The Walkability of Arlington, VA
My personal experience and opinions on Arlington, VA and its urban planning.
This article was tagged with: Urban Planning/Public Transportation
There are 918 words in this article, and it will probably take you less than 5 minutes to read it.
This article was published 2023-10-18 00:00:00 -0400, which makes this post and me old when I published it.
Where is Arlington, VA?
Arlington is located in Northern Virginia just outside of Washington DC. Arlington is sometimes referred to as the “Rosslyn-Ballston Corridor” because of how neighborhoods are built out near each other due to the DC Metro running through it. The stops are Ballston, Virginia Square, Clarendon, Court House, and Rosslyn.
I lived in Ballston neighborhood on North Vermont Street (aside: read about how Arlington got its street names). This was really nice because I was a close walk to the Ballston Metro station and about a 30 minute trip to my work. You’re only about 15 minutes away from Foggy Bottom/DC and you can catch trains on the Silver and Orange line.
My General Experience
- Ballston had huge sidewalks that felt like they really wanted you to walk around.
- They also had the Ballston Quarter mall close by that wasn’t really a traditional mall. It didn’t have a lot of the big chain stores that you would normally think of in a mall. Additionally, the food court, called the Quarter Market, had a lot of pop-up or small food concepts which I thought was awesome.
- There wasn’t a lot of retail shopping in Ballston, you had to go to Clarendon for this, like Clarendon Crossing, but that was still in walking distance for me.
- I had to walk to a Post Office in Clarendon from Ballston because I couldn’t find a mailbox in my neighborhood, but I think this is just because I didn’t search too hard.
- The cross walk timings felt like they prioritized humans, although sometimes there were times that in a four-way intersection the walk light doesn’t come on because there’s a protected left turn light on. Usually there are no cars coming so you just have to learn how to ignore the walk lights and jaywalk.
I had a number of grocery stores within walking distance as well as places to get beer, wine, and liquor (you can buy beer and wine in grocery stores, but most go to a Virginia ABC store for hard liquor). Walking to get groceries is not efficient but since it is close you can go more often. This is a bit of a trade-off because you are screwed if you don’t have time that day to go to the store, but going more often with smaller trips allows you to experience more sales and buy things at a slower pace so that you can use up things you have before getting something else. Buying things like produce is best if you buy smaller amounts that are more fresh because the worst thing is having some wilted lettuce or slimy spinach.

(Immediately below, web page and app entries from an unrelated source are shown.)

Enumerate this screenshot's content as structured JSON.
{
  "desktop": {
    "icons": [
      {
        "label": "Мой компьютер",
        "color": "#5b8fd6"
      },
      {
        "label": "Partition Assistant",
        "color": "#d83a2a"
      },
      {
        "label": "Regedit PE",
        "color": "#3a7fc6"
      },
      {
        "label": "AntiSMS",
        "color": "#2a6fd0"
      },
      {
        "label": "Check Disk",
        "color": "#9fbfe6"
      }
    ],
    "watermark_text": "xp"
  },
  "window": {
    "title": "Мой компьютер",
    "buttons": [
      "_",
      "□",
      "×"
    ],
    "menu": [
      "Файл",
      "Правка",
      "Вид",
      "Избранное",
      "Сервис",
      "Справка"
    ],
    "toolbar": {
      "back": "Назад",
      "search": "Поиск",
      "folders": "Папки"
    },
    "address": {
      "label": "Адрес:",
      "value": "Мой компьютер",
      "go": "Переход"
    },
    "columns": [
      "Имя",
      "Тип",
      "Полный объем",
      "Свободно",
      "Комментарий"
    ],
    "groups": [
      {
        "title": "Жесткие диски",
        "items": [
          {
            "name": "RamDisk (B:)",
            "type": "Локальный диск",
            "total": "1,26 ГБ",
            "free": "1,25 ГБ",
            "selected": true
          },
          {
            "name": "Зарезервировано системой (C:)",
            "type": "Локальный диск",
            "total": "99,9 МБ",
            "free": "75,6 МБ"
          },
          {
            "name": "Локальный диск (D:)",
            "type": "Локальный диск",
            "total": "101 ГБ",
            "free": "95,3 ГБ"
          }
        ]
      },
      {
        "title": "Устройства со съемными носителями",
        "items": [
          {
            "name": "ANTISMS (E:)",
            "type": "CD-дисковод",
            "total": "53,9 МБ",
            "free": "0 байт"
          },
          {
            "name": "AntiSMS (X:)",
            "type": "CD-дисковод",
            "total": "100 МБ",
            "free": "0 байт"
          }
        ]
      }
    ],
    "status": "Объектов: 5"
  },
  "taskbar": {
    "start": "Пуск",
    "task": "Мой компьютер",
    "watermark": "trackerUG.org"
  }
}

Walking to get your groceries is a great way to get some activity into your day because you have the walking but also the usage of your upper body when you are carrying the groceries home. Walking to groceries pretty much necessitates having reusable bags because they are the only thing that has enough volume and strength to hold your groceries when compared to plastic or paper bags. There is obviously a limit to the number of things that you can buy because you have to carry them, but I think that a person could buy a whole week’s worth of groceries for one or two people in one trip (two bags, one per hand).
Restaurants and Bars
This is all anecdotal and I don’t have any statistics to back this up, but Arlington, Ballston in particular has a lot of mixed use developments like office buildings with stores on the bottom. This can be really nice, but some are empty because I imagine the rents are high so it makes it hard for smaller restaurants to succeed. In my year there I only saw one restaurant close, but I imagine that there were others that were struggling. Additionally, there were also a bunch of spaces that stayed vacant the entire year I was there.
I think there were a lot of popular fast/fast casual restaurant chains in the area like Chipotle, Sweetgreen, McDonald’s, etc, but there is still a good presence of local restaurants. So there is enough within walking distance, but the real gem is the ability to use public transport to go to other places to go out to eat. And since you used public transportation, you’re able to get a drink or two out at a restaurant or bar and still be able to get home because you can just take the train or bus back.
Green Space and Recreation
Ballston had trees planted by streets, but like other cities there wasn’t that much other plant life. However, that’s not to say that there wasn’t any green area. Near by is Bluemont Park and Quincy Park. Bluemont Park had a lot of various fields and even a disc golf course, while Quincy Park was mostly for baseball and had a basketball court and playground as well.
For other recreation there were always a lot of runners and bikers on the W&OD trail and the Custis Trail that were close by. There was also a local high school track that I’m not sure if you were technically allowed to use, but I know people that used it to train. There were a few gyms close by in the area but I was either walking or using my stationary bike/weights in my house so I didn’t need a gym membership.